_The task:_ Set down every record below exactly as written, but leave out the pictures.

_Given records:_

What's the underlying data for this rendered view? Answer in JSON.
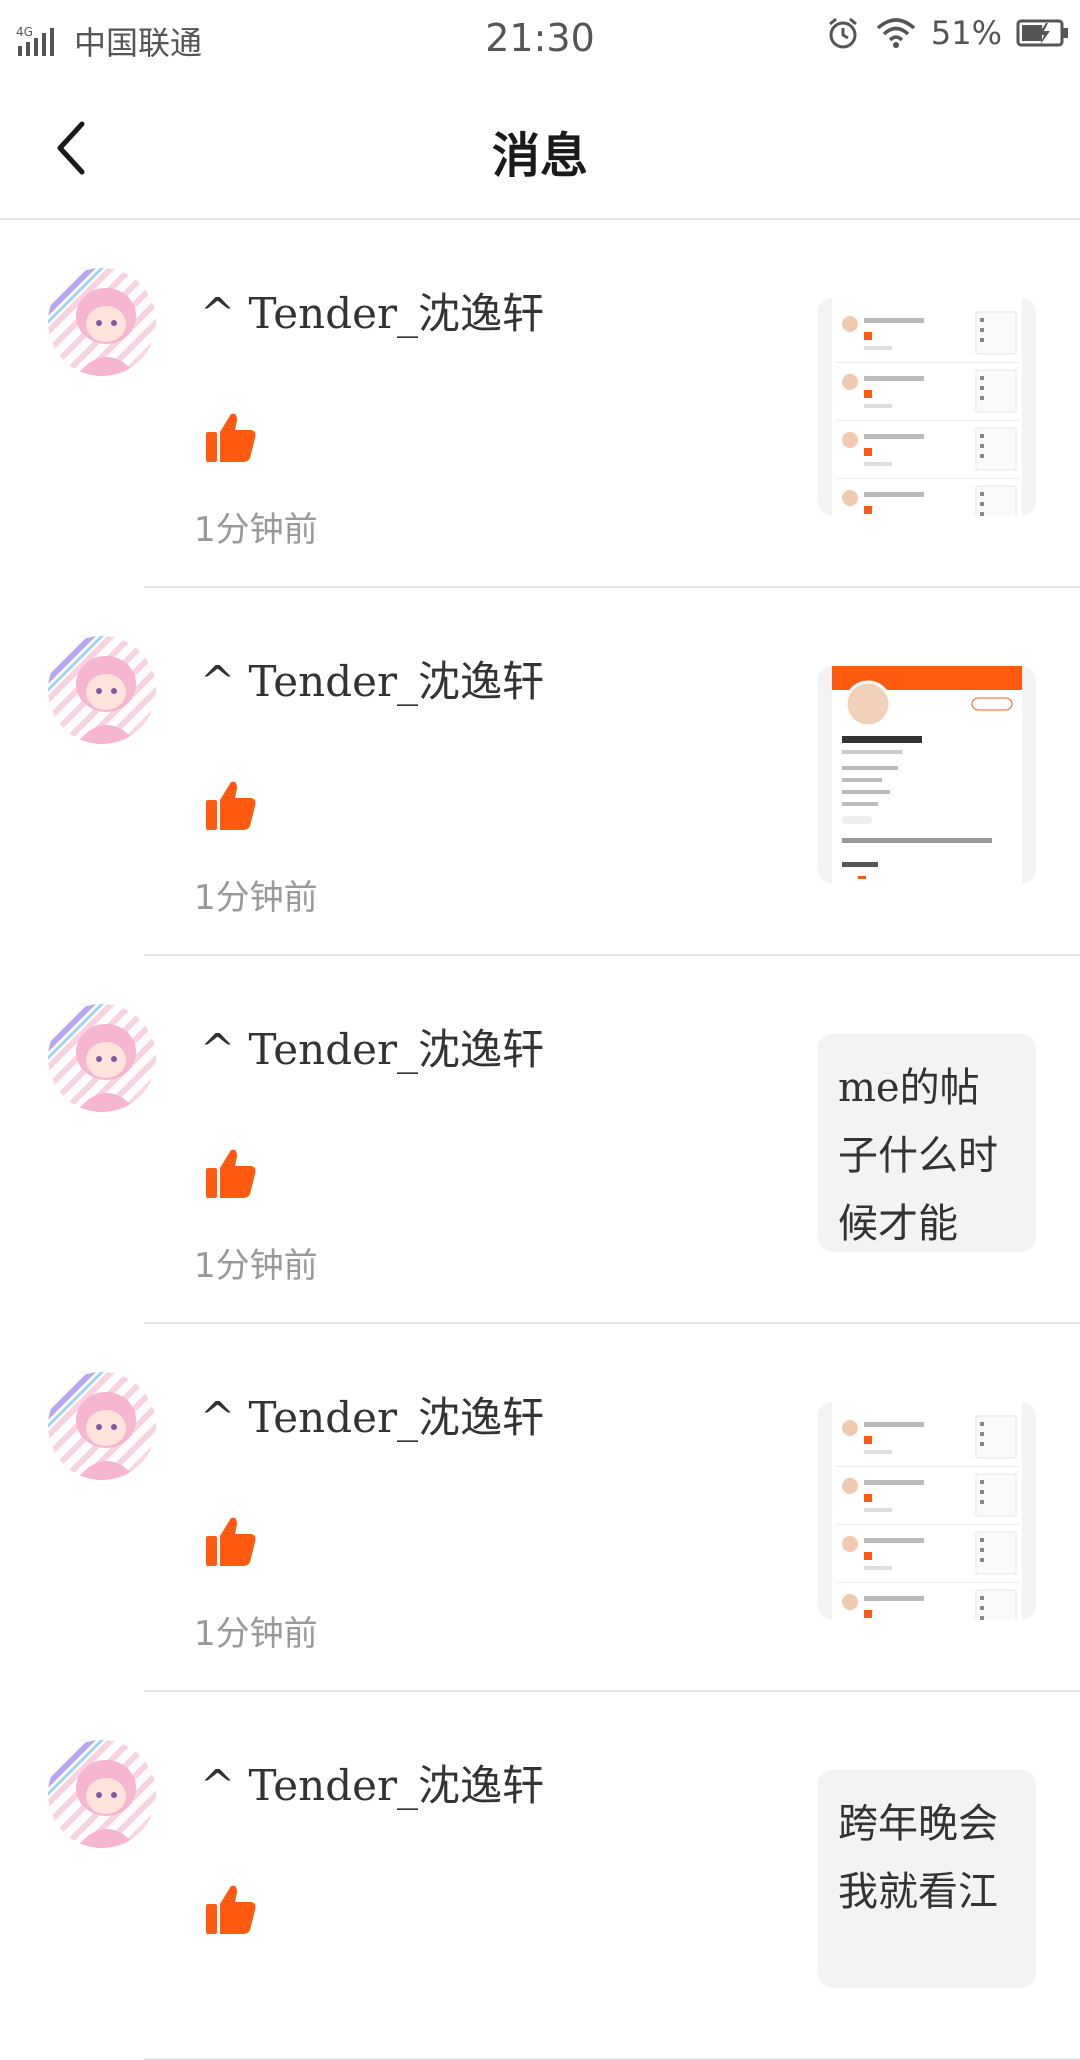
{
  "status_bar": {
    "network": "4G",
    "carrier": "中国联通",
    "time": "21:30",
    "battery_percent": "51%"
  },
  "header": {
    "title": "消息"
  },
  "colors": {
    "accent": "#FF5A0F",
    "avatar_pink": "#F6B6CF"
  },
  "messages": [
    {
      "username": "^ Tender_沈逸轩",
      "icon": "thumbs-up-icon",
      "time": "1分钟前",
      "thumb_type": "screenshot-list",
      "thumb_text": ""
    },
    {
      "username": "^ Tender_沈逸轩",
      "icon": "thumbs-up-icon",
      "time": "1分钟前",
      "thumb_type": "screenshot-profile",
      "thumb_text": ""
    },
    {
      "username": "^ Tender_沈逸轩",
      "icon": "thumbs-up-icon",
      "time": "1分钟前",
      "thumb_type": "text",
      "thumb_text": "me的帖子什么时候才能到…"
    },
    {
      "username": "^ Tender_沈逸轩",
      "icon": "thumbs-up-icon",
      "time": "1分钟前",
      "thumb_type": "screenshot-list",
      "thumb_text": ""
    },
    {
      "username": "^ Tender_沈逸轩",
      "icon": "thumbs-up-icon",
      "time": "",
      "thumb_type": "text",
      "thumb_text": "跨年晚会我就看江"
    }
  ]
}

_Reply:_
What's the underlying data for this rendered view? Answer in JSON.
{
  "status_bar": {
    "network": "4G",
    "carrier": "中国联通",
    "time": "21:30",
    "battery_percent": "51%"
  },
  "header": {
    "title": "消息"
  },
  "colors": {
    "accent": "#FF5A0F",
    "avatar_pink": "#F6B6CF"
  },
  "messages": [
    {
      "username": "^ Tender_沈逸轩",
      "icon": "thumbs-up-icon",
      "time": "1分钟前",
      "thumb_type": "screenshot-list",
      "thumb_text": ""
    },
    {
      "username": "^ Tender_沈逸轩",
      "icon": "thumbs-up-icon",
      "time": "1分钟前",
      "thumb_type": "screenshot-profile",
      "thumb_text": ""
    },
    {
      "username": "^ Tender_沈逸轩",
      "icon": "thumbs-up-icon",
      "time": "1分钟前",
      "thumb_type": "text",
      "thumb_text": "me的帖子什么时候才能到…"
    },
    {
      "username": "^ Tender_沈逸轩",
      "icon": "thumbs-up-icon",
      "time": "1分钟前",
      "thumb_type": "screenshot-list",
      "thumb_text": ""
    },
    {
      "username": "^ Tender_沈逸轩",
      "icon": "thumbs-up-icon",
      "time": "",
      "thumb_type": "text",
      "thumb_text": "跨年晚会我就看江"
    }
  ]
}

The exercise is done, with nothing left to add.